Check each line of the entries below for the word "from", and copy the lines that have it.

↓

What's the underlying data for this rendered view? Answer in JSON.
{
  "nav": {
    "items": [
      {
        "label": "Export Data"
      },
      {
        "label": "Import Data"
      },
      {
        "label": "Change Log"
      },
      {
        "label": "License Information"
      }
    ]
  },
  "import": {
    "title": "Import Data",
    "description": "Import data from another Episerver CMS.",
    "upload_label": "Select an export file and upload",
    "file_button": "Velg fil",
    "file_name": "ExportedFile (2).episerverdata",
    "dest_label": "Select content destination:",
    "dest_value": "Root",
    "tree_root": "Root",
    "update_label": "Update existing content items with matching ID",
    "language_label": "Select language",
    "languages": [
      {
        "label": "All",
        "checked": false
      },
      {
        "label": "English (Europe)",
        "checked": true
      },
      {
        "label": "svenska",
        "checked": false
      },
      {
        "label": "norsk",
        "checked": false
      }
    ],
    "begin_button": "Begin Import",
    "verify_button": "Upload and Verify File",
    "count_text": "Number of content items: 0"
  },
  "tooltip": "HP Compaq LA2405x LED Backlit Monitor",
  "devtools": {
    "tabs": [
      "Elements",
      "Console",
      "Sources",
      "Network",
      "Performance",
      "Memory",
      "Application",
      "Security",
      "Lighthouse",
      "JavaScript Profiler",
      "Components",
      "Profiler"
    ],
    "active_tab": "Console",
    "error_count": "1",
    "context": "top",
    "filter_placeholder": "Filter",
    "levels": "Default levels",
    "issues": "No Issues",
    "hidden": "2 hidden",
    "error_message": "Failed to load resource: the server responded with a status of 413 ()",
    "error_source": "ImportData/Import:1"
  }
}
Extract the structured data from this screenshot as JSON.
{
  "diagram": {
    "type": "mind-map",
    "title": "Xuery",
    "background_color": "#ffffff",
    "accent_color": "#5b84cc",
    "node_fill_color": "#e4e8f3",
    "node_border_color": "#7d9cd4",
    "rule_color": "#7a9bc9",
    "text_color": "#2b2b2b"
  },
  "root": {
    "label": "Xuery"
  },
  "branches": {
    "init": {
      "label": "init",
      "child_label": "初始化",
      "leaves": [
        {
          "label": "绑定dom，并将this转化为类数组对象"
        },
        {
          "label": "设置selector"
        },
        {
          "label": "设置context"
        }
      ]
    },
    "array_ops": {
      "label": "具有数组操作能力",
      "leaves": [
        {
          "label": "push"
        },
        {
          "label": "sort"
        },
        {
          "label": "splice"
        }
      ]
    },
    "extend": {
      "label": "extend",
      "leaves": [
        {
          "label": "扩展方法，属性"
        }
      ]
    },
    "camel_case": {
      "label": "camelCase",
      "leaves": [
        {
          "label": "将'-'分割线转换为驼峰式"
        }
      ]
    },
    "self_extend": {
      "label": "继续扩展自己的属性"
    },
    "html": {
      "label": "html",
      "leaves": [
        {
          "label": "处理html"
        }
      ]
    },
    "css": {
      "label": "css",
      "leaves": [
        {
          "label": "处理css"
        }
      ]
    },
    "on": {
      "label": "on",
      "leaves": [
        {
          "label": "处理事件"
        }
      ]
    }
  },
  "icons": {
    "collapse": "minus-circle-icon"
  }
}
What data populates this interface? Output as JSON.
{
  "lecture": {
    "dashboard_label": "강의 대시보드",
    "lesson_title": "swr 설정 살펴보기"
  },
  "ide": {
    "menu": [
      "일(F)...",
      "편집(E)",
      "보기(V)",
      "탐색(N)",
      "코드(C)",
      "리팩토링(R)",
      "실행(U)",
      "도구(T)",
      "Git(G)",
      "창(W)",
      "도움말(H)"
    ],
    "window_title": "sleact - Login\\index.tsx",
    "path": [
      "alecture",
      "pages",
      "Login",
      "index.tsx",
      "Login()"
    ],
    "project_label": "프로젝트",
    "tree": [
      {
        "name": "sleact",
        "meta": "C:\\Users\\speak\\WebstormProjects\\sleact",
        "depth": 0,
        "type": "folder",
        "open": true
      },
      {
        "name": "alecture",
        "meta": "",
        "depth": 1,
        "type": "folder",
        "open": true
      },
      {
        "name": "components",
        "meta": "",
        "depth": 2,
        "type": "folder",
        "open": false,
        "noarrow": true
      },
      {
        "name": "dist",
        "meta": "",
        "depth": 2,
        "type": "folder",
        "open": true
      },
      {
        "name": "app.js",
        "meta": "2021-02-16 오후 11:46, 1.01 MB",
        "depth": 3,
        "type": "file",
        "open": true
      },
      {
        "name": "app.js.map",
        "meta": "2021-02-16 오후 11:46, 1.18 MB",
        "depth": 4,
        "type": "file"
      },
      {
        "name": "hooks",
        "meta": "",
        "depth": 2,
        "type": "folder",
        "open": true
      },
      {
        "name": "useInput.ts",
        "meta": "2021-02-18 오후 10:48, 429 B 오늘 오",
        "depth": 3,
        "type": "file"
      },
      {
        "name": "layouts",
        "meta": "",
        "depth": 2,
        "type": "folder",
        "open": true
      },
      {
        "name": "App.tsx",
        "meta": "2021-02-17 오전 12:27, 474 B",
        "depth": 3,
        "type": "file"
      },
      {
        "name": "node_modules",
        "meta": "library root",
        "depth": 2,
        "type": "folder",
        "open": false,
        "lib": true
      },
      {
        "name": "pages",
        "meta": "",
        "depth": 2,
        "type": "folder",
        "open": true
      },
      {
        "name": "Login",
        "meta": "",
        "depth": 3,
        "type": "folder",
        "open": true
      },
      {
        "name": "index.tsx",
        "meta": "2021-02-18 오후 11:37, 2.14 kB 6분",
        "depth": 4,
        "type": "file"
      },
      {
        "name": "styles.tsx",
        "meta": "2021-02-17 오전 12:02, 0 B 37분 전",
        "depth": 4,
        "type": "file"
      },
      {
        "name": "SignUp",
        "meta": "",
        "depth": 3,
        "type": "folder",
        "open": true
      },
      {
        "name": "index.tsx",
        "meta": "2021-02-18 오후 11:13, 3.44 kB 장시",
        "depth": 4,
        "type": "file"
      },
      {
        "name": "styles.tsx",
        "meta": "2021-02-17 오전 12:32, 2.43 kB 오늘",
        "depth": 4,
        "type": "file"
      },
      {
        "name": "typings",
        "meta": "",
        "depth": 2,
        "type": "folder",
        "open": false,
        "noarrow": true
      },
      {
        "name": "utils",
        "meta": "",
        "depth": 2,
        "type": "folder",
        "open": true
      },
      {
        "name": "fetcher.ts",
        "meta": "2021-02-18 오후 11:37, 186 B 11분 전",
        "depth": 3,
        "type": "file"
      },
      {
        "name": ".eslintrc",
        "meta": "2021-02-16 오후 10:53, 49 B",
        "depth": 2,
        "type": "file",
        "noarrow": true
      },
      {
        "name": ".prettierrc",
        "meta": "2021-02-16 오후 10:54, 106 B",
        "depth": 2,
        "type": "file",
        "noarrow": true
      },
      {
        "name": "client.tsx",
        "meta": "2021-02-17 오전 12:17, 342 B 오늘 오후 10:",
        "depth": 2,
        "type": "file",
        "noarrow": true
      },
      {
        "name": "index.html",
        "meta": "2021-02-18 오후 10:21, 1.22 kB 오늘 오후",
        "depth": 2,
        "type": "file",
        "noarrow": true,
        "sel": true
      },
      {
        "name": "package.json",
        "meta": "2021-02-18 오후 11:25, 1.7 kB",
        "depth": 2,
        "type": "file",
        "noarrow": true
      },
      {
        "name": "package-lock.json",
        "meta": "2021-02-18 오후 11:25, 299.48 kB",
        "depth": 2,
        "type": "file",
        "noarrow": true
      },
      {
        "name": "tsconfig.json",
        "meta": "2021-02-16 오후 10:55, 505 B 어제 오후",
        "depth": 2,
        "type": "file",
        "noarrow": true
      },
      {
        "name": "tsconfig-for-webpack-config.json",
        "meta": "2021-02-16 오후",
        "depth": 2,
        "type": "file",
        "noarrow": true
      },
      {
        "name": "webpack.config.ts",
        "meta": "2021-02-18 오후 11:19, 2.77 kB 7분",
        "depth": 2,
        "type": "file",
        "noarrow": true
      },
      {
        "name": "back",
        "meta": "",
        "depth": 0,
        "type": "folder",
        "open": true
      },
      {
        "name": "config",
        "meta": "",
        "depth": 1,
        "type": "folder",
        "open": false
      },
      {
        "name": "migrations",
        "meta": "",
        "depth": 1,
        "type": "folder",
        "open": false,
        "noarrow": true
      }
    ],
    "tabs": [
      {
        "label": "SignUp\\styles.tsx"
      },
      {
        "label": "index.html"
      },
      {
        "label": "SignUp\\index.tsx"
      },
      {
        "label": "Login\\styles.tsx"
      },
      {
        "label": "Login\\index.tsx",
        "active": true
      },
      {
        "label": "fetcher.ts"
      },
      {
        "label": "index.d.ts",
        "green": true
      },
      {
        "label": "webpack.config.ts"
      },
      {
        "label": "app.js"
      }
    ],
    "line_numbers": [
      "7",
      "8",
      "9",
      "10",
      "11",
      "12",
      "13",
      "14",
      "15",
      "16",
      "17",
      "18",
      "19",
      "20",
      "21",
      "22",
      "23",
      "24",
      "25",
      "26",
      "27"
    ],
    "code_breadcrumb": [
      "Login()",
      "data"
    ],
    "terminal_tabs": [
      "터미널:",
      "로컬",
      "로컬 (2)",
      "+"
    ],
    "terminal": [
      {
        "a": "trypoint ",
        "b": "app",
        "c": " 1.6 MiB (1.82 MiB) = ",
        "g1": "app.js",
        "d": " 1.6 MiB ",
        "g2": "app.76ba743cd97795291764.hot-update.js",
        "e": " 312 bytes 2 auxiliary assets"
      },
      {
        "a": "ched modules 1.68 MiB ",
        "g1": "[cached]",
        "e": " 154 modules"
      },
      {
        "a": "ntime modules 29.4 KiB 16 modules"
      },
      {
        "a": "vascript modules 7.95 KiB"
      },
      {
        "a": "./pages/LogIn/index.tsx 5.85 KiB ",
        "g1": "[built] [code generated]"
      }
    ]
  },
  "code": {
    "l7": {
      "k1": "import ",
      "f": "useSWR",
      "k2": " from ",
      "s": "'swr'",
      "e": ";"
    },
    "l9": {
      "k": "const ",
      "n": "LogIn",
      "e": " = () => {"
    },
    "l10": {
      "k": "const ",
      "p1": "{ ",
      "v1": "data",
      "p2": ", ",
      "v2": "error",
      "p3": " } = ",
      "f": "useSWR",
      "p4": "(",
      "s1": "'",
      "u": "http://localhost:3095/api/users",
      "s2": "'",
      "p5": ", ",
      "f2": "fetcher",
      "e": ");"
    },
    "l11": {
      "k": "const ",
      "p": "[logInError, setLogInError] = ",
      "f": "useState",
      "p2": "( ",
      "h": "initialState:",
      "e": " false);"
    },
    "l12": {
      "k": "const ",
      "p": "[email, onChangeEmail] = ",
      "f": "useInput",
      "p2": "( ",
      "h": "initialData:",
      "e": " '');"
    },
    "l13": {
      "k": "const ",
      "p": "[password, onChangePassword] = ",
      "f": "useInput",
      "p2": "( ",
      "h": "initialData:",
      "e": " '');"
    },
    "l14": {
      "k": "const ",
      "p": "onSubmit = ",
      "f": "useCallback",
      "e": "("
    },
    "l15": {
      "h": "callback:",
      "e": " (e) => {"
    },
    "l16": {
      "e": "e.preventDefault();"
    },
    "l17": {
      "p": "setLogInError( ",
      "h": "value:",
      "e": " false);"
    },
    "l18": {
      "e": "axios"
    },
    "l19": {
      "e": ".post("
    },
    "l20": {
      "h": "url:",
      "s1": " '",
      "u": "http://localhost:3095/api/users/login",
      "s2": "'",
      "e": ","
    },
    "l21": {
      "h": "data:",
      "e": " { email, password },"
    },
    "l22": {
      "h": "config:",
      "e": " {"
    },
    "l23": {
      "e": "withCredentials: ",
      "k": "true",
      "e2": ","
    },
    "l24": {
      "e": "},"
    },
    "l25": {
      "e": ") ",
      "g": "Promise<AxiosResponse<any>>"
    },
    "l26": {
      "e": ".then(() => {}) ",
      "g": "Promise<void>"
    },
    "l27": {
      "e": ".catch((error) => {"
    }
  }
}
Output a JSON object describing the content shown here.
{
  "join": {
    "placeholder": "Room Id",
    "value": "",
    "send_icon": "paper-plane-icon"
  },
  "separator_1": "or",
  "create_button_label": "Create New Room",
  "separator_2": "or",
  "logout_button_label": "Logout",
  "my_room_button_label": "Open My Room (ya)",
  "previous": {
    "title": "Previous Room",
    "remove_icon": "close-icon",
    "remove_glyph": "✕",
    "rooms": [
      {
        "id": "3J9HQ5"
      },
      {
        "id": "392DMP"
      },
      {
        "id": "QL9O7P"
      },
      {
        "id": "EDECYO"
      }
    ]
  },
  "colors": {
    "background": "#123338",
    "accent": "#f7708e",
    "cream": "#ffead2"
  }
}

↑

• SOLUTION TO THE PROBLEM:
    "description": "Import data from another Episerver CMS.",
Extract the structured data from this screenshot as JSON.
      "k2": " from ",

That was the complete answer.